Having worked at Willow Creek for over 10 years, I would often talk to people who were visiting from other churches.As I was giving people tours of the production spaces, I would often get comments about how “easy” it must be to do production at Willow, since we had everything we could ever want. While being far from true, I was never quite sure how to respond.
Now that I’ve been gone for some time, and spent more time with other churches, and seeing how they do production, I think I have something to say. I listen to audiobooks a lot in the car, and I was just re-listening to “Good to Great” by Jim Collins, and this statement really resonated with me.
“Greatness is not a function of circumstance, but of choice and discipline.” – Jim Collins
This is the response I have been searching for. For me, it has never mattered if there were 100 people in a room or 10,000. I’m going to handle my responsibility the same. I’m going to come in early to make sure everything is checked and working before everyone gets there. I’m going to be concerned with preventing audio feedback regardless of the event, size, or who is in attendance.
When I moved from Kensington Community Church to Willow Creek, someone asked me what it was like to do productions in such a large room. It hadn’t even crossed my mind. The goal is to do great work. Period.
A big difference I see between how Willow Creek does production and churches that are struggling with production, is the second half of Jim Collin’s statement: choice and discipline.This is about setting expectations for how we want the production to go; making the choice to set up effective processes for getting results, then having the discipline to keep doing the process week after week.
A few weekends ago, there was a portion of the service that I was working on that required lots of work to get right. I think we talked through a particular transition 4 or 5 times, then during our run through, we walked through it another 4 or 5 times. At a certain point, I felt like the volunteers were looking at me like “Can you please go away?” We were all a little frustrated with each other. However, in the end we nailed it and that moment went flawlessly every time.
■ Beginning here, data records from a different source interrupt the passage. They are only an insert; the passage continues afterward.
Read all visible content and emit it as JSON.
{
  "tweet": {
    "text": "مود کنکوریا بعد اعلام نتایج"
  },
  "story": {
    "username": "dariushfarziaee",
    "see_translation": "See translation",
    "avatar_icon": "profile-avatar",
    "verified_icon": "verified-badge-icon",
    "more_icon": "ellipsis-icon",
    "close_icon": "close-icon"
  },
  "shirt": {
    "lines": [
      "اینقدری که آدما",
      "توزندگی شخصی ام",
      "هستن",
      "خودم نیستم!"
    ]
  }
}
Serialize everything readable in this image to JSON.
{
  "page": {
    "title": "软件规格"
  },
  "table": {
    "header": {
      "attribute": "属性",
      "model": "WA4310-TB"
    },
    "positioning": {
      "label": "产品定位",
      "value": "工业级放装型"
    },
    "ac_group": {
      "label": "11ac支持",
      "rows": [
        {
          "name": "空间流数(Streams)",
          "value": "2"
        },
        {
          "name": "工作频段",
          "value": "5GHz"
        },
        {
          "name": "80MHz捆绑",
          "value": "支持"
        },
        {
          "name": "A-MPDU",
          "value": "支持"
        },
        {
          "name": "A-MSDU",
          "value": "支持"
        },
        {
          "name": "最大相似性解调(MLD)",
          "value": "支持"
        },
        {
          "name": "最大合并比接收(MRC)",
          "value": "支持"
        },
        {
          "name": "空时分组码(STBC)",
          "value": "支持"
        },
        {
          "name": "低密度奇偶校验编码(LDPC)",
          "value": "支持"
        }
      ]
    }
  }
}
Because we chose to hold ourselves to a high standard, then had the discipline to work it until we got it right, we experienced a little piece of greatness that morning.
Greatness in production isn’t something that just happens, it is a choice, that takes massive amounts of discipline to follow through on. Your church deserves it.